■ **Work required**
Output every line below as it stands, dropping only the images.

■ **Provided data**
=== Section Start ===

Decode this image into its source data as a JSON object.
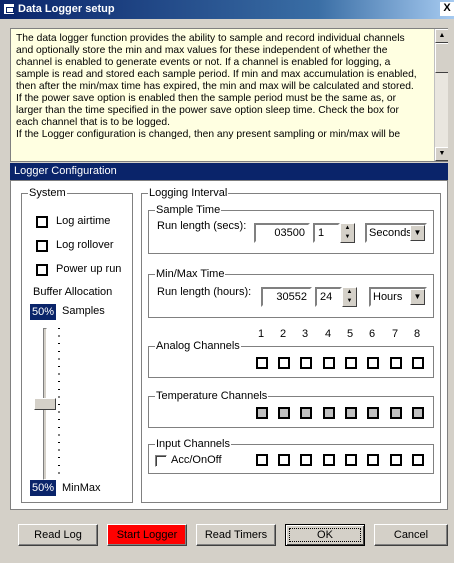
{
  "window": {
    "title": "Data Logger setup",
    "close_label": "X"
  },
  "info_text": "The data logger function provides the ability to sample and record individual channels\nand optionally store the min and max values for these independent of whether the\nchannel is enabled to generate events or not. If a channel is enabled for logging, a\nsample is read and stored each sample period. If min and max accumulation is enabled,\nthen after the min/max time has expired, the min and max will be calculated and stored.\nIf the power save option is enabled then the sample period must be the same as, or\nlarger than the time specified in the power save option sleep time. Check the box for\neach channel that is to be logged.\nIf the Logger configuration is changed, then any present sampling or min/max will be",
  "config_header": "Logger Configuration",
  "system": {
    "legend": "System",
    "log_airtime": "Log airtime",
    "log_rollover": "Log rollover",
    "power_up_run": "Power up run",
    "buffer_label": "Buffer Allocation",
    "samples_pct": "50%",
    "samples_label": "Samples",
    "minmax_pct": "50%",
    "minmax_label": "MinMax",
    "buffer_split_fraction": 0.5
  },
  "logging": {
    "legend": "Logging Interval",
    "sample": {
      "legend": "Sample Time",
      "label": "Run length (secs):",
      "value": "03500",
      "spin_value": "1",
      "unit": "Seconds"
    },
    "minmax": {
      "legend": "Min/Max Time",
      "label": "Run length (hours):",
      "value": "30552",
      "spin_value": "24",
      "unit": "Hours"
    },
    "channel_numbers": [
      "1",
      "2",
      "3",
      "4",
      "5",
      "6",
      "7",
      "8"
    ],
    "analog_legend": "Analog Channels",
    "temperature_legend": "Temperature Channels",
    "input_legend": "Input Channels",
    "acc_label": "Acc/OnOff"
  },
  "buttons": {
    "read_log": "Read Log",
    "start_logger": "Start Logger",
    "read_timers": "Read Timers",
    "ok": "OK",
    "cancel": "Cancel"
  },
  "colors": {
    "title_bar": "#0a246a",
    "start_button": "#ff0000",
    "info_bg": "#ffffe1"
  },
  "icons": {
    "window": "window-icon",
    "close": "close-icon",
    "spin": "spin-arrows-icon",
    "dropdown": "chevron-down-icon"
  }
}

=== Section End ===

■ **Your response**
Decode this image into its source data as a JSON object.
{
  "window": {
    "title": "Data Logger setup",
    "close_label": "X"
  },
  "info_text": "The data logger function provides the ability to sample and record individual channels\nand optionally store the min and max values for these independent of whether the\nchannel is enabled to generate events or not. If a channel is enabled for logging, a\nsample is read and stored each sample period. If min and max accumulation is enabled,\nthen after the min/max time has expired, the min and max will be calculated and stored.\nIf the power save option is enabled then the sample period must be the same as, or\nlarger than the time specified in the power save option sleep time. Check the box for\neach channel that is to be logged.\nIf the Logger configuration is changed, then any present sampling or min/max will be",
  "config_header": "Logger Configuration",
  "system": {
    "legend": "System",
    "log_airtime": "Log airtime",
    "log_rollover": "Log rollover",
    "power_up_run": "Power up run",
    "buffer_label": "Buffer Allocation",
    "samples_pct": "50%",
    "samples_label": "Samples",
    "minmax_pct": "50%",
    "minmax_label": "MinMax",
    "buffer_split_fraction": 0.5
  },
  "logging": {
    "legend": "Logging Interval",
    "sample": {
      "legend": "Sample Time",
      "label": "Run length (secs):",
      "value": "03500",
      "spin_value": "1",
      "unit": "Seconds"
    },
    "minmax": {
      "legend": "Min/Max Time",
      "label": "Run length (hours):",
      "value": "30552",
      "spin_value": "24",
      "unit": "Hours"
    },
    "channel_numbers": [
      "1",
      "2",
      "3",
      "4",
      "5",
      "6",
      "7",
      "8"
    ],
    "analog_legend": "Analog Channels",
    "temperature_legend": "Temperature Channels",
    "input_legend": "Input Channels",
    "acc_label": "Acc/OnOff"
  },
  "buttons": {
    "read_log": "Read Log",
    "start_logger": "Start Logger",
    "read_timers": "Read Timers",
    "ok": "OK",
    "cancel": "Cancel"
  },
  "colors": {
    "title_bar": "#0a246a",
    "start_button": "#ff0000",
    "info_bg": "#ffffe1"
  },
  "icons": {
    "window": "window-icon",
    "close": "close-icon",
    "spin": "spin-arrows-icon",
    "dropdown": "chevron-down-icon"
  }
}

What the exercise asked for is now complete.